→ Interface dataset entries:
<<<<
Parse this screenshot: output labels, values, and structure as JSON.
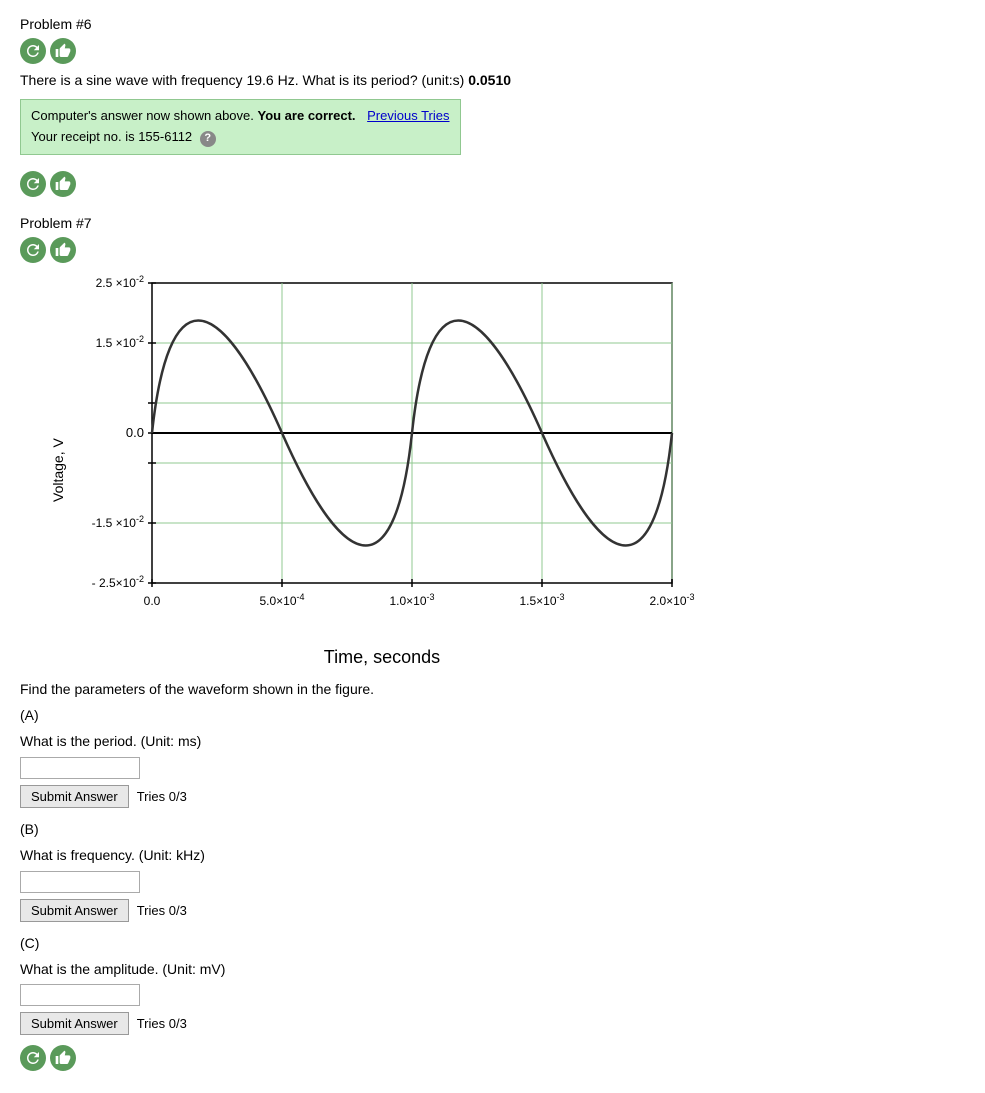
{
  "problem6": {
    "title": "Problem #6",
    "question_text": "There is a sine wave with frequency 19.6 Hz. What is its period? (unit:s)",
    "answer": "0.0510",
    "banner": {
      "line1": "Computer's answer now shown above.",
      "correct_text": "You are correct.",
      "line2": "Your receipt no. is 155-6112",
      "previous_tries_link": "Previous Tries"
    }
  },
  "problem7": {
    "title": "Problem #7",
    "figure_caption": "Find the parameters of the waveform shown in the figure.",
    "sub_a_label": "(A)",
    "sub_a_question": "What is the period. (Unit: ms)",
    "sub_b_label": "(B)",
    "sub_b_question": "What is frequency. (Unit: kHz)",
    "sub_c_label": "(C)",
    "sub_c_question": "What is the amplitude. (Unit: mV)",
    "submit_label": "Submit Answer",
    "tries_a": "Tries 0/3",
    "tries_b": "Tries 0/3",
    "tries_c": "Tries 0/3",
    "y_axis_label": "Voltage, V",
    "x_axis_label": "Time, seconds",
    "y_ticks": [
      "2.5 ×10⁻²",
      "1.5 ×10⁻²",
      "0.0",
      "-1.5 ×10⁻²",
      "- 2.5×10⁻²"
    ],
    "x_ticks": [
      "0.0",
      "5.0×10⁻⁴",
      "1.0×10⁻³",
      "1.5×10⁻³",
      "2.0×10⁻³"
    ]
  },
  "icons": {
    "refresh": "↺",
    "thumb": "👍",
    "help": "?"
  }
}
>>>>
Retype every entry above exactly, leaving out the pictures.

Parse this screenshot: output labels, values, and structure as JSON.
{
  "problem6": {
    "title": "Problem #6",
    "question_text": "There is a sine wave with frequency 19.6 Hz. What is its period? (unit:s)",
    "answer": "0.0510",
    "banner": {
      "line1": "Computer's answer now shown above.",
      "correct_text": "You are correct.",
      "line2": "Your receipt no. is 155-6112",
      "previous_tries_link": "Previous Tries"
    }
  },
  "problem7": {
    "title": "Problem #7",
    "figure_caption": "Find the parameters of the waveform shown in the figure.",
    "sub_a_label": "(A)",
    "sub_a_question": "What is the period. (Unit: ms)",
    "sub_b_label": "(B)",
    "sub_b_question": "What is frequency. (Unit: kHz)",
    "sub_c_label": "(C)",
    "sub_c_question": "What is the amplitude. (Unit: mV)",
    "submit_label": "Submit Answer",
    "tries_a": "Tries 0/3",
    "tries_b": "Tries 0/3",
    "tries_c": "Tries 0/3",
    "y_axis_label": "Voltage, V",
    "x_axis_label": "Time, seconds",
    "y_ticks": [
      "2.5 ×10⁻²",
      "1.5 ×10⁻²",
      "0.0",
      "-1.5 ×10⁻²",
      "- 2.5×10⁻²"
    ],
    "x_ticks": [
      "0.0",
      "5.0×10⁻⁴",
      "1.0×10⁻³",
      "1.5×10⁻³",
      "2.0×10⁻³"
    ]
  },
  "icons": {
    "refresh": "↺",
    "thumb": "👍",
    "help": "?"
  }
}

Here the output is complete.